China is known for its tight security when it comes to online services and content. Dubbed the "Great Firewall of China," the country's data filters prevent access to any domain or service deemed to potentially contain illegal or subversive content. Computer scientists have, however, found a way to get past China's data filters by embedding censored data within approved traffic.
"Telex," which will be formally launched at the Usenix security conference in San Francisco in August, basically smuggles banned content within allowed traffic. Public-key cryptography is used to hide banned data in encrypted form, which are smuggled within packets of legitimate traffic. Data is then reconstituted and decrypted at the destination, at which point the user has access to the website or information as if it weren't banned in the first place.
Circumventing the Great Firewall
Current anti-censorship technologies rely on virtualization or firewalls to gain access to banned data and websites. For example, users can be connected to a server that is not within the coverage of the Great Firewall, either through proxy or through remote login. But these are easily banned once authorities discover the potential for getting past the censors.
With Telex, a user gains access to a banned website (let's call it site X), but a a client-based program instead requests for an allowed site (called site Y), and adds special markings to outbound request packets. Routers from around the world will then recognize these markings or signatures and instead retrieved site X. The content is then encrypted and the data broken down into pieces that come with the packets from site Y. Once the client receives the site Y data with encrypted site X packets, the original website is then decrypted and reconstituted. You now get to see site X.
But Will It Work?
Dr. Alex Halderman, one of the computer scientists working on Telex, says the team is already testing the system and has successfully viewed banned content from within China. However, the system still faces some challenges.
For one, ISPs and routers around the world would need a system that can spot the markers, and will also need the public encryption keys, so that these can route Telex traffic properly. Second, the team anticipates that censors might become more sophisticated in the future, which means even encrypted traffic could get banned.

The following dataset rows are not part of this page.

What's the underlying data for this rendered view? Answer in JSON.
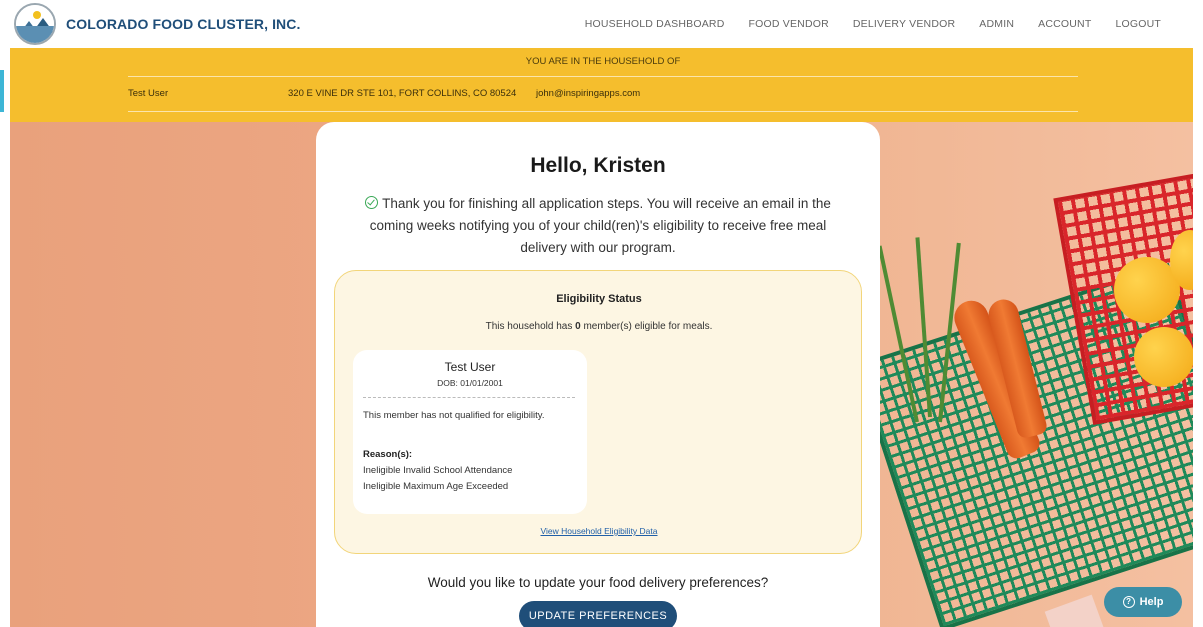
{
  "nav": {
    "brand": "COLORADO FOOD CLUSTER, INC.",
    "links": [
      "HOUSEHOLD DASHBOARD",
      "FOOD VENDOR",
      "DELIVERY VENDOR",
      "ADMIN",
      "ACCOUNT",
      "LOGOUT"
    ]
  },
  "banner": {
    "title": "YOU ARE IN THE HOUSEHOLD OF",
    "name": "Test User",
    "address": "320 E VINE DR STE 101, FORT COLLINS, CO 80524",
    "email": "john@inspiringapps.com"
  },
  "main": {
    "greeting": "Hello, Kristen",
    "message": "Thank you for finishing all application steps. You will receive an email in the coming weeks notifying you of your child(ren)'s eligibility to receive free meal delivery with our program.",
    "eligibility": {
      "title": "Eligibility Status",
      "summary_prefix": "This household has ",
      "eligible_count": "0",
      "summary_suffix": " member(s) eligible for meals.",
      "member": {
        "name": "Test User",
        "dob_label": "DOB:",
        "dob": "01/01/2001",
        "note": "This member has not qualified for eligibility.",
        "reasons_label": "Reason(s):",
        "reasons": [
          "Ineligible Invalid School Attendance",
          "Ineligible Maximum Age Exceeded"
        ]
      },
      "link": "View Household Eligibility Data"
    },
    "question": "Would you like to update your food delivery preferences?",
    "update_button": "UPDATE PREFERENCES"
  },
  "help": {
    "label": "Help",
    "icon": "question-circle-icon"
  },
  "colors": {
    "accent": "#1f4e79",
    "banner": "#f5be2d",
    "help": "#3c8ea6"
  }
}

The most difficult part is making sure the connections the user is making to an uncensored website that we use to disguise the censored content are convincing enough. That's the parameter we would adjust as the censor becomes more sophisticated."
Further, there is a need to deliver the Telex software to users in the first place, and the difficulty here is not being tagged as a piece of spyware or malware. Perhaps delivering the software on physical media can be a solution, and users can redistribute this from within the country.

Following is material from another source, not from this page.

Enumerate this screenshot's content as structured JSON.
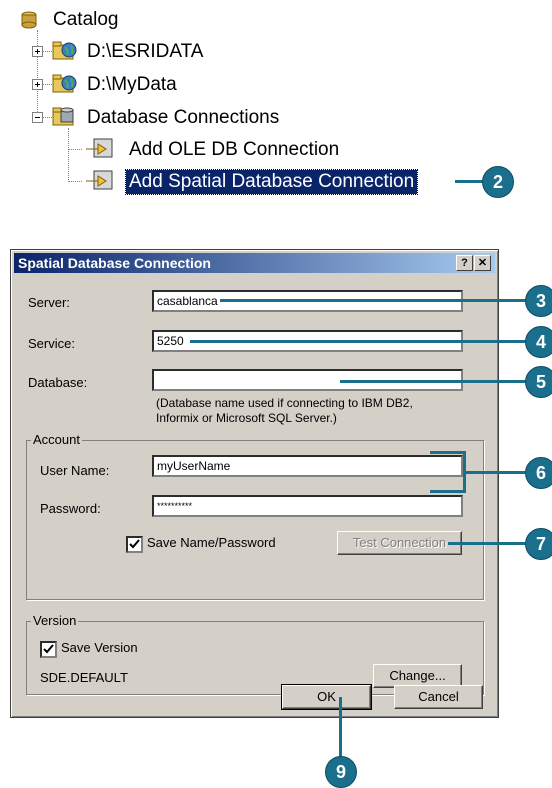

Who Will Benefit?
China has some 470 million Internet users, most of whom get online through Chinese-language sites. However, some popular websites -- such as Twitter -- are banned because government fears these could be sources of discussion on dissent. Meanwhile, local companies such as Baidu and Weibo are planning their own international expansion, but with a tight firewall, the potential benefit seems to only go one way. A system like Telex can help level the playing field for online services, and will open better access opportunities to Chinese users.